§ Requirement
Type the entries out once more. Match them exactly.

§ The data
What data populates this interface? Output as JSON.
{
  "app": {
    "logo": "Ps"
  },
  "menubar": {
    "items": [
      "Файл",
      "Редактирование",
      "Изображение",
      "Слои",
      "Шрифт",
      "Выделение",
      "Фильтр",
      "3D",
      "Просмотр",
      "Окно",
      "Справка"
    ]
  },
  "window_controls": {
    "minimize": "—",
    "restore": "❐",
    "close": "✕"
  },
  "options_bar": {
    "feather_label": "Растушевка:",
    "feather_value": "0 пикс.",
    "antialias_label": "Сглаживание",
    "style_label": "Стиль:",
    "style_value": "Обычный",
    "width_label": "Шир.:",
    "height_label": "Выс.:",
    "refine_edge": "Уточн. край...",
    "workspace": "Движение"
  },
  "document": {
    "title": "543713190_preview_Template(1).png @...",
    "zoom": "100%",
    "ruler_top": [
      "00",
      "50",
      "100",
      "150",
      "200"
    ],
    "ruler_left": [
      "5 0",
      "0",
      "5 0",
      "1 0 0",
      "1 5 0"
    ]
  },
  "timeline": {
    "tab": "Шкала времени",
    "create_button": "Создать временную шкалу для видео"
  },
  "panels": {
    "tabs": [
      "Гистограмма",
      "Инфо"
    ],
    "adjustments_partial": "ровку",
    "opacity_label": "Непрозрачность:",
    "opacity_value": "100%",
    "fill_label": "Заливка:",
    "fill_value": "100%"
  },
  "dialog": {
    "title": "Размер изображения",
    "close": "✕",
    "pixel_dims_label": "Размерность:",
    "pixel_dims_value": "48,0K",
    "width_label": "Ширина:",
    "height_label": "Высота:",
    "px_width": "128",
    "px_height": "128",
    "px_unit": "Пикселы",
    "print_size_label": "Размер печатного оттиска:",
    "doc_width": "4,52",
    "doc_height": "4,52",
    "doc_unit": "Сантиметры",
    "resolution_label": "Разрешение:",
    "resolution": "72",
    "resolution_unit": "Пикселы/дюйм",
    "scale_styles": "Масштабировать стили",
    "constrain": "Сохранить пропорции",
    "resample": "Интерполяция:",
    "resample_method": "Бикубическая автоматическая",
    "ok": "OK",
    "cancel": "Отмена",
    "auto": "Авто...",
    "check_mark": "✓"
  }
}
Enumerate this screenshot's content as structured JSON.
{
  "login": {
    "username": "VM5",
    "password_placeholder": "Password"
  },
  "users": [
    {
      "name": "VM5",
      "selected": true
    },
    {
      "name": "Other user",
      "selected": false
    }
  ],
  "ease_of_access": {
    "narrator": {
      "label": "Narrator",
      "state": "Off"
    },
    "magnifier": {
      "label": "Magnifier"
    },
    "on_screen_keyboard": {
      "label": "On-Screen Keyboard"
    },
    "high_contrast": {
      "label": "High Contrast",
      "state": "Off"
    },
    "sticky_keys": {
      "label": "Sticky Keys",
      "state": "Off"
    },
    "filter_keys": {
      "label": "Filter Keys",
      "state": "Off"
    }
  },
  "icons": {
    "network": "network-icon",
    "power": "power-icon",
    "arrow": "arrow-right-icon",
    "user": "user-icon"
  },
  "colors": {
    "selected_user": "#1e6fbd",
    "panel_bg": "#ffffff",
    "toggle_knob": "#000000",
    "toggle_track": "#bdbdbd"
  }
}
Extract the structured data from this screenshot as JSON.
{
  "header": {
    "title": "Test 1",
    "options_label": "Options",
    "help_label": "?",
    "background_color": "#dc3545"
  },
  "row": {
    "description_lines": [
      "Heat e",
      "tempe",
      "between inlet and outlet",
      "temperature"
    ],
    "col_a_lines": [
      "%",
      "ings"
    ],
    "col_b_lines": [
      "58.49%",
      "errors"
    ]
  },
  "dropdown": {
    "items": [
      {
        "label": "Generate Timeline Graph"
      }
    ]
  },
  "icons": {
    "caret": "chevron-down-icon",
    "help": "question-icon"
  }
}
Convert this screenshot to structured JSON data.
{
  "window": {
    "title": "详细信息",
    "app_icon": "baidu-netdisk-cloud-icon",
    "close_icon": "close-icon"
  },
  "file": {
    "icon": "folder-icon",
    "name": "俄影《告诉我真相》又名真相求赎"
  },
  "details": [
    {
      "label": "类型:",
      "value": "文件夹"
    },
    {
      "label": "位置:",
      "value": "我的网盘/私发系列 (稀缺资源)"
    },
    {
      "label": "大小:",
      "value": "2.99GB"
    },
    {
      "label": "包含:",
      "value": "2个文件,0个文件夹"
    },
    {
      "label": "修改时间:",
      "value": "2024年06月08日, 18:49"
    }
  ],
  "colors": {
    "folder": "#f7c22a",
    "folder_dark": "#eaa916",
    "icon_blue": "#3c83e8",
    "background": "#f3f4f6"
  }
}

§ Exercise solution
What data populates this interface? Output as JSON.
{
  "app": {
    "logo": "Ps"
  },
  "menubar": {
    "items": [
      "Файл",
      "Редактирование",
      "Изображение",
      "Слои",
      "Шрифт",
      "Выделение",
      "Фильтр",
      "3D",
      "Просмотр",
      "Окно",
      "Справка"
    ]
  },
  "window_controls": {
    "minimize": "—",
    "restore": "❐",
    "close": "✕"
  },
  "options_bar": {
    "feather_label": "Растушевка:",
    "feather_value": "0 пикс.",
    "antialias_label": "Сглаживание",
    "style_label": "Стиль:",
    "style_value": "Обычный",
    "width_label": "Шир.:",
    "height_label": "Выс.:",
    "refine_edge": "Уточн. край...",
    "workspace": "Движение"
  },
  "document": {
    "title": "543713190_preview_Template(1).png @...",
    "zoom": "100%",
    "ruler_top": [
      "00",
      "50",
      "100",
      "150",
      "200"
    ],
    "ruler_left": [
      "5 0",
      "0",
      "5 0",
      "1 0 0",
      "1 5 0"
    ]
  },
  "timeline": {
    "tab": "Шкала времени",
    "create_button": "Создать временную шкалу для видео"
  },
  "panels": {
    "tabs": [
      "Гистограмма",
      "Инфо"
    ],
    "adjustments_partial": "ровку",
    "opacity_label": "Непрозрачность:",
    "opacity_value": "100%",
    "fill_label": "Заливка:",
    "fill_value": "100%"
  },
  "dialog": {
    "title": "Размер изображения",
    "close": "✕",
    "pixel_dims_label": "Размерность:",
    "pixel_dims_value": "48,0K",
    "width_label": "Ширина:",
    "height_label": "Высота:",
    "px_width": "128",
    "px_height": "128",
    "px_unit": "Пикселы",
    "print_size_label": "Размер печатного оттиска:",
    "doc_width": "4,52",
    "doc_height": "4,52",
    "doc_unit": "Сантиметры",
    "resolution_label": "Разрешение:",
    "resolution": "72",
    "resolution_unit": "Пикселы/дюйм",
    "scale_styles": "Масштабировать стили",
    "constrain": "Сохранить пропорции",
    "resample": "Интерполяция:",
    "resample_method": "Бикубическая автоматическая",
    "ok": "OK",
    "cancel": "Отмена",
    "auto": "Авто...",
    "check_mark": "✓"
  }
}
Enumerate this screenshot's content as structured JSON.
{
  "login": {
    "username": "VM5",
    "password_placeholder": "Password"
  },
  "users": [
    {
      "name": "VM5",
      "selected": true
    },
    {
      "name": "Other user",
      "selected": false
    }
  ],
  "ease_of_access": {
    "narrator": {
      "label": "Narrator",
      "state": "Off"
    },
    "magnifier": {
      "label": "Magnifier"
    },
    "on_screen_keyboard": {
      "label": "On-Screen Keyboard"
    },
    "high_contrast": {
      "label": "High Contrast",
      "state": "Off"
    },
    "sticky_keys": {
      "label": "Sticky Keys",
      "state": "Off"
    },
    "filter_keys": {
      "label": "Filter Keys",
      "state": "Off"
    }
  },
  "icons": {
    "network": "network-icon",
    "power": "power-icon",
    "arrow": "arrow-right-icon",
    "user": "user-icon"
  },
  "colors": {
    "selected_user": "#1e6fbd",
    "panel_bg": "#ffffff",
    "toggle_knob": "#000000",
    "toggle_track": "#bdbdbd"
  }
}
Extract the structured data from this screenshot as JSON.
{
  "header": {
    "title": "Test 1",
    "options_label": "Options",
    "help_label": "?",
    "background_color": "#dc3545"
  },
  "row": {
    "description_lines": [
      "Heat e",
      "tempe",
      "between inlet and outlet",
      "temperature"
    ],
    "col_a_lines": [
      "%",
      "ings"
    ],
    "col_b_lines": [
      "58.49%",
      "errors"
    ]
  },
  "dropdown": {
    "items": [
      {
        "label": "Generate Timeline Graph"
      }
    ]
  },
  "icons": {
    "caret": "chevron-down-icon",
    "help": "question-icon"
  }
}
Convert this screenshot to structured JSON data.
{
  "window": {
    "title": "详细信息",
    "app_icon": "baidu-netdisk-cloud-icon",
    "close_icon": "close-icon"
  },
  "file": {
    "icon": "folder-icon",
    "name": "俄影《告诉我真相》又名真相求赎"
  },
  "details": [
    {
      "label": "类型:",
      "value": "文件夹"
    },
    {
      "label": "位置:",
      "value": "我的网盘/私发系列 (稀缺资源)"
    },
    {
      "label": "大小:",
      "value": "2.99GB"
    },
    {
      "label": "包含:",
      "value": "2个文件,0个文件夹"
    },
    {
      "label": "修改时间:",
      "value": "2024年06月08日, 18:49"
    }
  ],
  "colors": {
    "folder": "#f7c22a",
    "folder_dark": "#eaa916",
    "icon_blue": "#3c83e8",
    "background": "#f3f4f6"
  }
}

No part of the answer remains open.